§ **WHAT IS BEING ASKED**
Within the listing below, count the lines that have the string "shortcut". Answer with that number only.

§ **RECORD EXTRACTS**

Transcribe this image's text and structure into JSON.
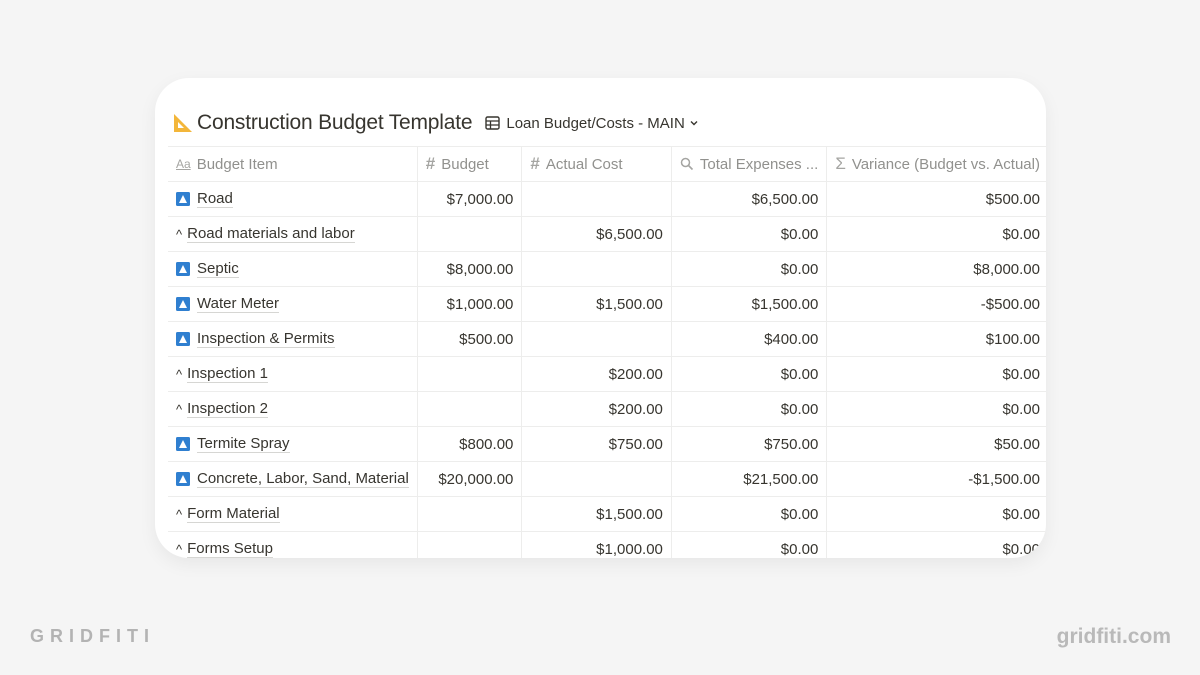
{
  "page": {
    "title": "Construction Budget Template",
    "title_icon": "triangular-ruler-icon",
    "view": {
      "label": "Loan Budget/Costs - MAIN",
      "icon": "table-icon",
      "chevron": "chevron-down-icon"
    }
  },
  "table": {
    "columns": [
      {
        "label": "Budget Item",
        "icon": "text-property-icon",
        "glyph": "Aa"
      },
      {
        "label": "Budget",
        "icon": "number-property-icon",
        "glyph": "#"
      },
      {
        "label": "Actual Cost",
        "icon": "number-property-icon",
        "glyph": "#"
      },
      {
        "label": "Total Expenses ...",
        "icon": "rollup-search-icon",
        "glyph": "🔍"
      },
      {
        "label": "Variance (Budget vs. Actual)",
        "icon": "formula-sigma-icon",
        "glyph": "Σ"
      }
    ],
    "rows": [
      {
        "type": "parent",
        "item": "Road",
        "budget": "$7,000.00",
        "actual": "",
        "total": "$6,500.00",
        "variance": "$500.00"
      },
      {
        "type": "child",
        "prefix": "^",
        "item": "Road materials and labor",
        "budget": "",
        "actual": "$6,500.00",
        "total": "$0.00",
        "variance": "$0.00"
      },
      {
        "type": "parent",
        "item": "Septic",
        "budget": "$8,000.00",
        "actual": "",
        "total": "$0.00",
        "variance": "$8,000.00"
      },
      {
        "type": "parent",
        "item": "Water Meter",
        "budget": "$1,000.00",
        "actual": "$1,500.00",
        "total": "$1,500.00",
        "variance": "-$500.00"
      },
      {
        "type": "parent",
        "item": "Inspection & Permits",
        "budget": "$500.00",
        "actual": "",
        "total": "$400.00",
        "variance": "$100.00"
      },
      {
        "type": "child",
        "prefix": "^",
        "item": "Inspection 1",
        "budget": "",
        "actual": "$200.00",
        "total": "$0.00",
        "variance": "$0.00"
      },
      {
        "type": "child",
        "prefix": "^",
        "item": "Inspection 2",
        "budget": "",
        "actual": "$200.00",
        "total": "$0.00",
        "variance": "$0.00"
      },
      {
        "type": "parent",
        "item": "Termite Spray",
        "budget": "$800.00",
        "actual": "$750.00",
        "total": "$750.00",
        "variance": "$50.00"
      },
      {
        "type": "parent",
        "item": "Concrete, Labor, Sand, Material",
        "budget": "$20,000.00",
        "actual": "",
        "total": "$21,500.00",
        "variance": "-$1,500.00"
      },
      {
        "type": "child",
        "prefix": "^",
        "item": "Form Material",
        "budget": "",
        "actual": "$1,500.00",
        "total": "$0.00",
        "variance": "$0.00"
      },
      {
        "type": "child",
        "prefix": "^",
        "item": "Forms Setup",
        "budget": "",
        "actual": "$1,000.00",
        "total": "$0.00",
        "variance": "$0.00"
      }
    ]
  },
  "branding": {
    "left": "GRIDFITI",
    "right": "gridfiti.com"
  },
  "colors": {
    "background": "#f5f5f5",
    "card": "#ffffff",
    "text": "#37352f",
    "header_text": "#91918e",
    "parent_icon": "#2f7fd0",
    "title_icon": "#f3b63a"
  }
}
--
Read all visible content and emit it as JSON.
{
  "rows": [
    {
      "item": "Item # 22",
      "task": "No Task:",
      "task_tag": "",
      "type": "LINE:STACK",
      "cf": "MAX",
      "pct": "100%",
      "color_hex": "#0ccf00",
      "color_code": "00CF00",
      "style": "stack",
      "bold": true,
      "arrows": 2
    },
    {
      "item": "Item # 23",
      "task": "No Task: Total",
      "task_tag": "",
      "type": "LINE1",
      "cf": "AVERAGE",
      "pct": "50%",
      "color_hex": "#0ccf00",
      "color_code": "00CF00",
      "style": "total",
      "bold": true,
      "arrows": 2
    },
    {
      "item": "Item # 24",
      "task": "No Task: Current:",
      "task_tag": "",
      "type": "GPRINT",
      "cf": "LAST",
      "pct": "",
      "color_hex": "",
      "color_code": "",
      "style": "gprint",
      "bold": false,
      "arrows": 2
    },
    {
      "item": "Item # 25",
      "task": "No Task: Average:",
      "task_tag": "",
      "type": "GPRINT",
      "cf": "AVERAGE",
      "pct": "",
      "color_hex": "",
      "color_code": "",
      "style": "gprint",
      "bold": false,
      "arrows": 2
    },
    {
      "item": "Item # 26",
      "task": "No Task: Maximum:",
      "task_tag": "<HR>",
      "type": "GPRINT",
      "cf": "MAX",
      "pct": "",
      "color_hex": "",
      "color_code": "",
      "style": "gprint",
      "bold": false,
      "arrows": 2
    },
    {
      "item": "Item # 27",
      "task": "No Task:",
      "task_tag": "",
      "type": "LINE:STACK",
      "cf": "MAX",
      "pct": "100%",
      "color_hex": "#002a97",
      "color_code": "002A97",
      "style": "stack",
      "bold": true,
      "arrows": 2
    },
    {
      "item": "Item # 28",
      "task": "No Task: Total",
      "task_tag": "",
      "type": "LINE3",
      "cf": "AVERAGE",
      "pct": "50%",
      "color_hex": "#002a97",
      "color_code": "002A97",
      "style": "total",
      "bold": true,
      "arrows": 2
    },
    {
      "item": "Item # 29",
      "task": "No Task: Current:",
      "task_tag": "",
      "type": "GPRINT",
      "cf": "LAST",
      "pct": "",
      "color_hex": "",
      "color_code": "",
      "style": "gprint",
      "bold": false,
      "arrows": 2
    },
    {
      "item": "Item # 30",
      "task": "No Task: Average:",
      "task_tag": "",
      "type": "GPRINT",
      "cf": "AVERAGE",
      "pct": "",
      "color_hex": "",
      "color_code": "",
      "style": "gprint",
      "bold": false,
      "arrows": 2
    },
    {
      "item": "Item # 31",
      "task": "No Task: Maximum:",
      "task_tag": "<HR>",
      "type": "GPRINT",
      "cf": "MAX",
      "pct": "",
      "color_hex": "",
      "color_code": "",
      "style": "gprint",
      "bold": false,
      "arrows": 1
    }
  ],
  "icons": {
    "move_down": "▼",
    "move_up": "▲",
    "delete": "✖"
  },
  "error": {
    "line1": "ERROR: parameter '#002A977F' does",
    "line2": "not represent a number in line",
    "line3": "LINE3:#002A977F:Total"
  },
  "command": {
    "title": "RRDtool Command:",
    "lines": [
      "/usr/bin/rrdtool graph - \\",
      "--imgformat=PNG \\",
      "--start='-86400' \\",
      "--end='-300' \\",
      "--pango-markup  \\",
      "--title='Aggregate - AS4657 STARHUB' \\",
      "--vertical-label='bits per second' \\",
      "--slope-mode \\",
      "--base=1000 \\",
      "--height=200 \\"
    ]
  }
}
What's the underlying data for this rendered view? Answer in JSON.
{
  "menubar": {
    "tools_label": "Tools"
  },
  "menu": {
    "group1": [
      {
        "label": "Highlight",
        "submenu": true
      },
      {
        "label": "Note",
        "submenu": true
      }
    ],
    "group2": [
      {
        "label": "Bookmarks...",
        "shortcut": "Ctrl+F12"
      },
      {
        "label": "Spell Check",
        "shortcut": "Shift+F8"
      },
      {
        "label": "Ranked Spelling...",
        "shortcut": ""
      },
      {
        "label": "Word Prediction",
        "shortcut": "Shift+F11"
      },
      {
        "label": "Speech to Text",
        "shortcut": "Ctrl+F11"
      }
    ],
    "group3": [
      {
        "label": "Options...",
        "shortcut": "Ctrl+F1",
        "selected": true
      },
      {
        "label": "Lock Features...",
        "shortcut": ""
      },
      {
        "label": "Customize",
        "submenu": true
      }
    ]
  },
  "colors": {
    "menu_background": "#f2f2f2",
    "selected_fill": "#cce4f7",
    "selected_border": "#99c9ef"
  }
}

§ **OUTPUT OF THE TASK**
7